- **Extracted information**:
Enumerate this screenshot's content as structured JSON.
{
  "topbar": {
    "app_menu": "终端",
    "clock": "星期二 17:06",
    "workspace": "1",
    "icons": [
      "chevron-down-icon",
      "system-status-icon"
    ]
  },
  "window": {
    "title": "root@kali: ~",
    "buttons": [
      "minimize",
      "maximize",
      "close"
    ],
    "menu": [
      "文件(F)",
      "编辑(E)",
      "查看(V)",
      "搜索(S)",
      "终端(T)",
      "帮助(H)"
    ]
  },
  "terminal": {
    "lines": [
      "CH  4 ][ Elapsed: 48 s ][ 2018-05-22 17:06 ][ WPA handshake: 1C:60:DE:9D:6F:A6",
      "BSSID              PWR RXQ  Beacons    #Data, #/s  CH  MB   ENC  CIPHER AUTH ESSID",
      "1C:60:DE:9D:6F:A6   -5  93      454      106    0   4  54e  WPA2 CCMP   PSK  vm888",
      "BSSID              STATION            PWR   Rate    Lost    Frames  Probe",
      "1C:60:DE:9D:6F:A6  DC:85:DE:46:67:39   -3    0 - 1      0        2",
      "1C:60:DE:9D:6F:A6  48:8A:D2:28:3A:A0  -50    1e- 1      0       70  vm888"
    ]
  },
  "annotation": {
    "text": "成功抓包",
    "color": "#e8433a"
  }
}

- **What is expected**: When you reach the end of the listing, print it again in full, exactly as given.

- **Result of this exercise**:
Enumerate this screenshot's content as structured JSON.
{
  "topbar": {
    "app_menu": "终端",
    "clock": "星期二 17:06",
    "workspace": "1",
    "icons": [
      "chevron-down-icon",
      "system-status-icon"
    ]
  },
  "window": {
    "title": "root@kali: ~",
    "buttons": [
      "minimize",
      "maximize",
      "close"
    ],
    "menu": [
      "文件(F)",
      "编辑(E)",
      "查看(V)",
      "搜索(S)",
      "终端(T)",
      "帮助(H)"
    ]
  },
  "terminal": {
    "lines": [
      "CH  4 ][ Elapsed: 48 s ][ 2018-05-22 17:06 ][ WPA handshake: 1C:60:DE:9D:6F:A6",
      "BSSID              PWR RXQ  Beacons    #Data, #/s  CH  MB   ENC  CIPHER AUTH ESSID",
      "1C:60:DE:9D:6F:A6   -5  93      454      106    0   4  54e  WPA2 CCMP   PSK  vm888",
      "BSSID              STATION            PWR   Rate    Lost    Frames  Probe",
      "1C:60:DE:9D:6F:A6  DC:85:DE:46:67:39   -3    0 - 1      0        2",
      "1C:60:DE:9D:6F:A6  48:8A:D2:28:3A:A0  -50    1e- 1      0       70  vm888"
    ]
  },
  "annotation": {
    "text": "成功抓包",
    "color": "#e8433a"
  }
}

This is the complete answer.